Friday, November 5, 2010
We're Not Nurses Yet!
Anyway, yesterday was our clinical and I was one of the two scheduled students to have 2 patients for the day. Although it sounds scary (and it is) for the nursing student, it really is no big deal at all because when the real world is here, I'll be having 6-8 patients per day. 2 would be a walk in the park. But it's not when you're a student.
When I work as an aide, I am very very busy, usually with anywhere between 15-30 patients to be responsible for their safety, overall wellness, attend to their needs...there is rarely a quiet moment. So when I have a patient that has an IV that is beeping and it is bothering them, or I have a patient that is requesting pain meds and wants them right away, I go tell the nurse, who is usually busy with something else. Usually it takes them a long time to attend to "small" matters such as this and I used to think to myself, what is possibly taking them so long? This patient is calling me into the room every 10 minutes and is getting angrier each time.
Now I understand. Now I understand the frustration nurses feel when they are 3 hours into their shift and they have not yet met their 4th or 5th patient yet.
Yesterday we started on the floor at 8am and I got report. My first patient is a middle aged man, with knee replacement , that is threatening to leave AMA (against medical advice) if he does not get adequate pain relief. I also learned that he spent the night crying. I also learned that he is on methadone treatment which is used for taking patients off addictions to heroin or strong opiates. We were giving him pain relief, strong pain relief for the average you-and-me. But he had a significantly higher tolerance and wanted far more than clinically advised for anyone. I've seen this same case - a lot- and it is always an ethical debate. So he was more of my psychological, therapeutic communication need case.
My other one was your typical hospital admission, admitted for constipation, anemia, hyponatremia. They found cancer. She needed a lot of help getting ready in the morning, and could barely stand up, even with two people holding her up. I went in her room to begin my assessment at 845 and basically did not finish with all of her morning activities until 11 am. No joke. Granted that included charting about her too. But still. I helped her to bathroom, back in bed, provided am care, gave her meds, changed her IV, changed her diaper, took her to the bathroom again, charted, put her in a chair, changed her wound dressing...and oh did my assessment. After all that, I had to separate myself and go see my next patient.

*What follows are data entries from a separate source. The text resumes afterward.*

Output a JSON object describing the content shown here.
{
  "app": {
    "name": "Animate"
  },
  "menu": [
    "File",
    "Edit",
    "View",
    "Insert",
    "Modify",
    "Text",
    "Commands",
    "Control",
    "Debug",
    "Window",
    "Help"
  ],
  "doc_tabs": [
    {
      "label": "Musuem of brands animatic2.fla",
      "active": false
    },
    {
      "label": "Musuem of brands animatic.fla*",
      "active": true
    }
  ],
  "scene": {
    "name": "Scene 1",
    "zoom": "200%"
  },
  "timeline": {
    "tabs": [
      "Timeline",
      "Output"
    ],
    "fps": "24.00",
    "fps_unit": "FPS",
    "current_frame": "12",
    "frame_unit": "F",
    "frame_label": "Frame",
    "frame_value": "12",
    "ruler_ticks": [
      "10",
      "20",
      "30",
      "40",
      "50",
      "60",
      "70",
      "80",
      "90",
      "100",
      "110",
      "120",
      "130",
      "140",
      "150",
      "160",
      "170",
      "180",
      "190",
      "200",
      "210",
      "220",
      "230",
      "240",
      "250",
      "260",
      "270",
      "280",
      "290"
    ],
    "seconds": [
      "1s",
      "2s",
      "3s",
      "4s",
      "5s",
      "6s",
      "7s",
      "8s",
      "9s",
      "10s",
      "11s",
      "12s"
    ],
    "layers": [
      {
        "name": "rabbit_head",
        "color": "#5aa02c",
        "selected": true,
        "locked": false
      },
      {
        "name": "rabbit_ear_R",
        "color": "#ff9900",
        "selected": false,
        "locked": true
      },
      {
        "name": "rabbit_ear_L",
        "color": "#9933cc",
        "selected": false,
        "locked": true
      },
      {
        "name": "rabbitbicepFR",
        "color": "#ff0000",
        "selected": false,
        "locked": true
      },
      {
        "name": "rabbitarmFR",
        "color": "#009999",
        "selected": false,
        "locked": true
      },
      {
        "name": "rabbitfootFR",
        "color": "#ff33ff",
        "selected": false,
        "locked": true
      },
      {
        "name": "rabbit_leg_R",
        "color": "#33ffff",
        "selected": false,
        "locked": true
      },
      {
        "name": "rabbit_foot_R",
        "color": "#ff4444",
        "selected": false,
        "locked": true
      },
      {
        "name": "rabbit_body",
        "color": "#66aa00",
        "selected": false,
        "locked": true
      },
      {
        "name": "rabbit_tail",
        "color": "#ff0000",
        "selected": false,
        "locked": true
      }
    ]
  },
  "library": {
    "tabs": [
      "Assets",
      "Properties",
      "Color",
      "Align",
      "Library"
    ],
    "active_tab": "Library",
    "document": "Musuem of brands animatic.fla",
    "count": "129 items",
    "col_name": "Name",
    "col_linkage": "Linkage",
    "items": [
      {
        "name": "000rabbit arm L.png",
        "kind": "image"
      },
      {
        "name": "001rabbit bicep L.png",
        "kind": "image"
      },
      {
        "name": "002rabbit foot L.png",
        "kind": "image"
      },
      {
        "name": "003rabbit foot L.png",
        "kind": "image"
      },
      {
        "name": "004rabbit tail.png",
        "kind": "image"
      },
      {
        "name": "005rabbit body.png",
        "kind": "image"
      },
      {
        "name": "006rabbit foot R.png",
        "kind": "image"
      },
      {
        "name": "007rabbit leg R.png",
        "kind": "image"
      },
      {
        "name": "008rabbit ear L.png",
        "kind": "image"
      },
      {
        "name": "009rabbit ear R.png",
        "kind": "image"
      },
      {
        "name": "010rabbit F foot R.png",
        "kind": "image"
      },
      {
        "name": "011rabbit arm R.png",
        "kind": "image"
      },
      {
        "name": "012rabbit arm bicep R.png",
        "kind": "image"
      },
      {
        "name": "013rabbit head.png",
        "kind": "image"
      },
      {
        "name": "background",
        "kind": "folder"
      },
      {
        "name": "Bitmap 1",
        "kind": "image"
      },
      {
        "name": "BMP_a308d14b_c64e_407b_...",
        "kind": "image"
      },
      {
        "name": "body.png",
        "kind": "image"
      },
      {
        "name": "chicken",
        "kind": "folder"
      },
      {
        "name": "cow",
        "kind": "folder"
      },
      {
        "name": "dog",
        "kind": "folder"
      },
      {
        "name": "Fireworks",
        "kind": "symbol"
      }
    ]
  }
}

So, now I understand. I used to think 12 hours was a wayyyy long shift. Now I don't think 12 hours is long enough for one person to get everything done. I think it would be excellent to have a medication and IV nurse on a floor. This nurse could do the meds for the entire floor the whole shift, start IV's, manage IV's...and on down times would help out with whatever else. The other nurses would have their regular assignments, and would do everything else that nursing really means. Giving meds and fighting with IVs takes up a lot of nurses time. Nurses would have more time to sit and really talk with their patients instead of coming up with ways to escape the room because they have 10,000 other things to do.
So yesterday, despite my classes entire efforts all day, my teacher told us we were still behind and were not thinking on our own yet and were still being hand held and basically were not ready to be nurses yet.
. . .
My response to that? We aren't nurses yet! Just because we are seniors, does not mean we are supposed to know everything. Heck, nurses of 20 years aren't expected to know everything. Nursing is a lifelong learning process. And it should be. I feel like I know a heck of a lot more than I did as a sophomore (as I should) and a lot of things make sense and things are starting to click. I was on my own for the majority of yesterday and did not ask for help except when it was the law that I get help (meds, IVs).
I don't know what made her say that, if one of the other students did something to piss her off, or if she was just having a bad day...but I dont think it was right of her.
I'm scared shitless to be a nurse next year and part of me doesn't feel ready, but who the heck does feel ready day one? You learn.